I Now Pronounce You Someone Else by Erin McCahan
Release Date: June 2010
Publisher: Scholastic Inc.
The teen-girl fascination with weddings comes to fiction in this hilarious debut, as 17-year-old Bronwen Oliver plots her escape from her family . . . by marrying into someone else's. Here Comes the Bride -- If She Can Pass Chemistry. Eighteen-year-old Bronwen Oliver has a secret: She's really Phoebe, the lost daughter of the loving Lilywhite family. That's the only way to explain her image-obsessed mother; a kind but distant stepfather; and a brother with a small personality complex. Bronwen knows she must have been switched at birth, and she can't wait to get away from her
The Short of It: I’ve been done with this one for a couple weeks now, but I’m still not sure what I think of it. I went in expecting one type of story and, honestly, got something completely and utterly different. It’s a cute story with a good ending message; one I liked, but didn’t love.
Plot: While I love the end message of this book, something about it has been nagging at me since I’ve finished. At first I thought it was the unrealistic aspect of being engaged and planning a wedding while being a senior in high school. Or how quick it was all happening or even how she was allowing her dreams and plans to be changed by another. But in the end, I feel all of this was a cover-up for what was really going on in her life. I wish McCahan had spent more time fleshing out the family problems. That was the real issue and should have gotten a bit more page time.
Characters: There were times I really liked Bronwen and other times I just wanted to shake some sense into her. Ok, mainly it was shake some sense into her. I hated how she allowed others to take control of her life, especially when it came to her mother. Even with Jared she let what she wanted be pushed aside for his desires. I hated seeing her create a fantasy life because she was so unhappy with her own.
Without trying to ruining too much, I will say once she stopped hiding behind the lies and fictional stories, I loved who she became. McCahan sent a strong, positive message to teenage girls with the road she took Bronwen down. In fact, the change is what made me finally really adore Bronwen. It was good to see her get to a healthy point in her life–one that included becoming who she wanted to be.

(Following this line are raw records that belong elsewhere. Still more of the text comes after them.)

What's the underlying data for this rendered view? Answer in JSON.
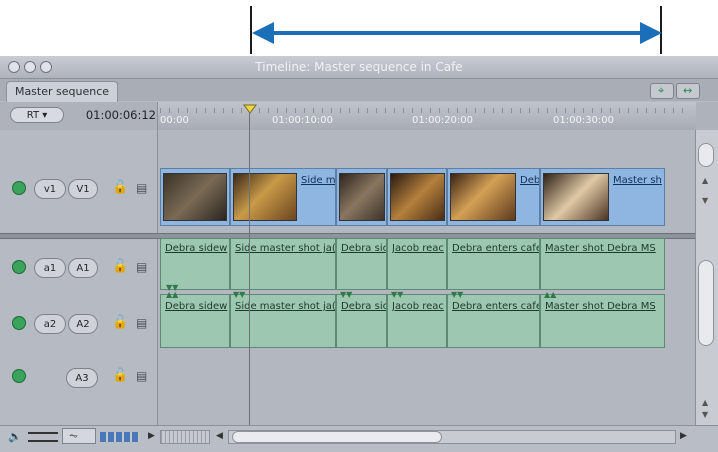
{
  "window": {
    "title": "Timeline: Master sequence in Cafe",
    "tab_label": "Master sequence"
  },
  "toolbar": {
    "rt_label": "RT ▾",
    "timecode": "01:00:06:12"
  },
  "ruler": {
    "labels": [
      "00:00",
      "01:00:10:00",
      "01:00:20:00",
      "01:00:30:00"
    ]
  },
  "tracks": {
    "video": {
      "source": "v1",
      "dest": "V1"
    },
    "audio": [
      {
        "source": "a1",
        "dest": "A1"
      },
      {
        "source": "a2",
        "dest": "A2"
      },
      {
        "source": "",
        "dest": "A3"
      }
    ]
  },
  "clips": {
    "video": [
      {
        "name": ""
      },
      {
        "name": "Side m"
      },
      {
        "name": ""
      },
      {
        "name": ""
      },
      {
        "name": "Deb"
      },
      {
        "name": "Master sh"
      }
    ],
    "audio": [
      "Debra sidew",
      "Side master shot ja(",
      "Debra sic",
      "Jacob reac",
      "Debra enters cafe",
      "Master shot Debra MS"
    ]
  },
  "colors": {
    "annotation_arrow": "#1a6fb8",
    "video_clip": "#8fb6e0",
    "audio_clip": "#9dc7b0",
    "playhead": "#f2d544"
  }
}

Romance: I have to admit I really enjoyed Bronwen and Jared’s relationship. Admittedly, it moved a little too fast, but they were still cute nonetheless. I found myself awing at some of their moments and secretly cheering for them even when everything went very wrong. Most of all, I love how McCahan shows that even when a relationship goes off track, it doesn’t have to be the end. I’m glad it wasn’t exactly a happily-ever-after, although, there was enough hope that one may be somewhere around the bend. I applaud for capturing the good, the bad, and the ugly when it comes to relationships. It was nice to see a realistic look at the ups and downs and the messes a real romance can cause and leave behind.

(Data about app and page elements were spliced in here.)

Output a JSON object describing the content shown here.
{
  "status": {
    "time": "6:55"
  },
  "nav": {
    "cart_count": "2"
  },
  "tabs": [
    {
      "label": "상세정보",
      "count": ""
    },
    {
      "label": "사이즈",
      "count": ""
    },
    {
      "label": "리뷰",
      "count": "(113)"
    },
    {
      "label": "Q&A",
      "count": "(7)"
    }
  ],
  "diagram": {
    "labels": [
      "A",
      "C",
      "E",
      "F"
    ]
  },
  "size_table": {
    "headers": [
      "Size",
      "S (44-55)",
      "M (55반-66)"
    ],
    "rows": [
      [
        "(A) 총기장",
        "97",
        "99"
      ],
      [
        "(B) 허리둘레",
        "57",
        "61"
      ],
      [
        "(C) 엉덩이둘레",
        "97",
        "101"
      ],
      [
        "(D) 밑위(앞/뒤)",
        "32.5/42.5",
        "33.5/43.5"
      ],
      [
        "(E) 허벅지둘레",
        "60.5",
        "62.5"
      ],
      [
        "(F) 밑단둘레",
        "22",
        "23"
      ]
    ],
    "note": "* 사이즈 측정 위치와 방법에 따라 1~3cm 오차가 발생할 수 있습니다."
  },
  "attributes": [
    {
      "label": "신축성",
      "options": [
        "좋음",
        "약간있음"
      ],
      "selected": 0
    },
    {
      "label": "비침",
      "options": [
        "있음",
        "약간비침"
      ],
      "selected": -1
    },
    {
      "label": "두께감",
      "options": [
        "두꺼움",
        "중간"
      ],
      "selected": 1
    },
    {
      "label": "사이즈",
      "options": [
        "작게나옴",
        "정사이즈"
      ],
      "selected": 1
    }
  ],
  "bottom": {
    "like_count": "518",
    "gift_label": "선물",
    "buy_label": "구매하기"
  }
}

Writing: Overall, I think the writing is pretty strong. However, there were a couple of spots that made me stumble/reread passages, mainly in regards to who was speaking and time continuity. While I can pass the who was speaking off to me reading late at night, the time issue bothered me the most. McCahan would describe how the characters did something, then would jump back in time and continue as normal. While I understand why it was done, it was hard as a reader to keep track of the timeline at times. And I know this is kind of small, but it drove me a little crazy, especially when I had to flip back and forth. Other than that I think McCahan has a great style of writing and would be willing to check out future books.
Librarian-Mode: This is going to fit best in with the realistic fiction crowd. While not exactly alike, it would be a good pairing with Twenty Boy Summer, Not that Kind of Girl, or The Karma Club.

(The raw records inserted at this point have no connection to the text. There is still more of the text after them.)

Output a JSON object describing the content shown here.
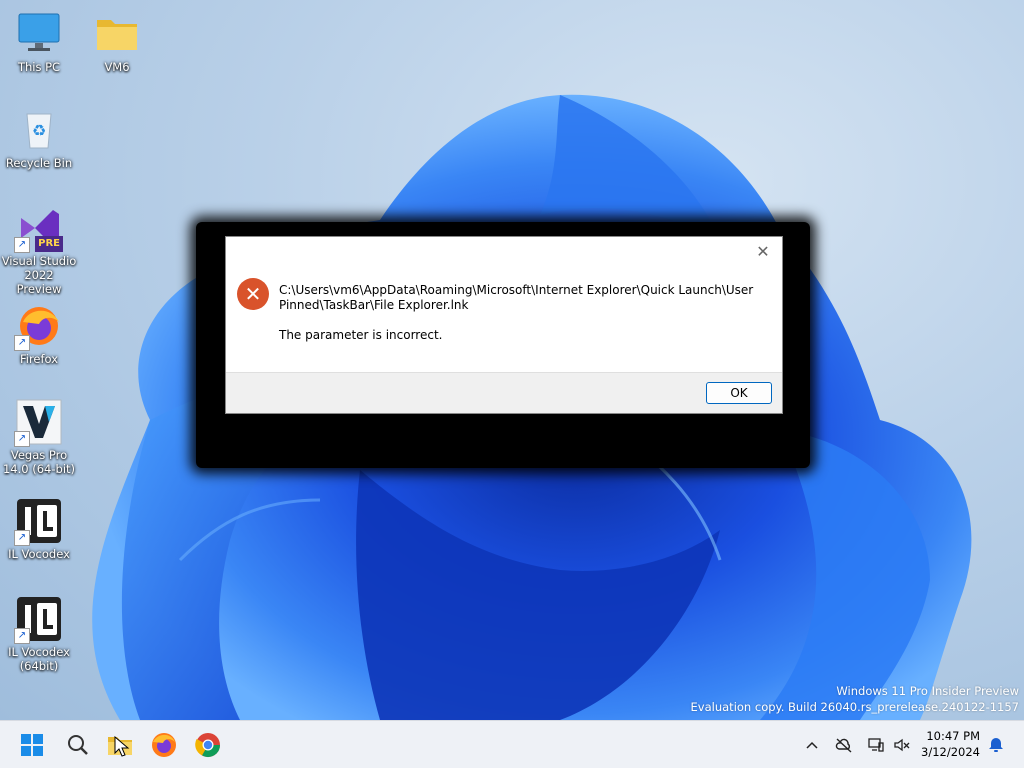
{
  "desktop": {
    "icons": [
      {
        "label": "This PC",
        "icon": "monitor-icon"
      },
      {
        "label": "VM6",
        "icon": "folder-icon"
      },
      {
        "label": "Recycle Bin",
        "icon": "recycle-bin-icon"
      },
      {
        "label": "Visual Studio 2022 Preview",
        "icon": "visual-studio-icon",
        "badge": "PRE"
      },
      {
        "label": "Firefox",
        "icon": "firefox-icon"
      },
      {
        "label": "Vegas Pro 14.0 (64-bit)",
        "icon": "vegas-pro-icon"
      },
      {
        "label": "IL Vocodex",
        "icon": "il-vocodex-icon"
      },
      {
        "label": "IL Vocodex (64bit)",
        "icon": "il-vocodex-icon"
      }
    ],
    "watermark": {
      "line1": "Windows 11 Pro Insider Preview",
      "line2": "Evaluation copy. Build 26040.rs_prerelease.240122-1157"
    }
  },
  "dialog": {
    "close_glyph": "✕",
    "error_glyph": "✕",
    "path": "C:\\Users\\vm6\\AppData\\Roaming\\Microsoft\\Internet Explorer\\Quick Launch\\User Pinned\\TaskBar\\File Explorer.lnk",
    "message": "The parameter is incorrect.",
    "ok_label": "OK"
  },
  "taskbar": {
    "items": [
      "start-icon",
      "search-icon",
      "file-explorer-icon",
      "firefox-icon",
      "chrome-icon"
    ],
    "tray": {
      "chevron": "^",
      "time": "10:47 PM",
      "date": "3/12/2024"
    }
  },
  "colors": {
    "error_red": "#d9532b",
    "accent_blue": "#0067c0",
    "taskbar_bg": "#eef1f6"
  }
}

So, now it’s your turn…have you read I Now Pronounce You Someone Else? If so, be sure to let me know what you thought.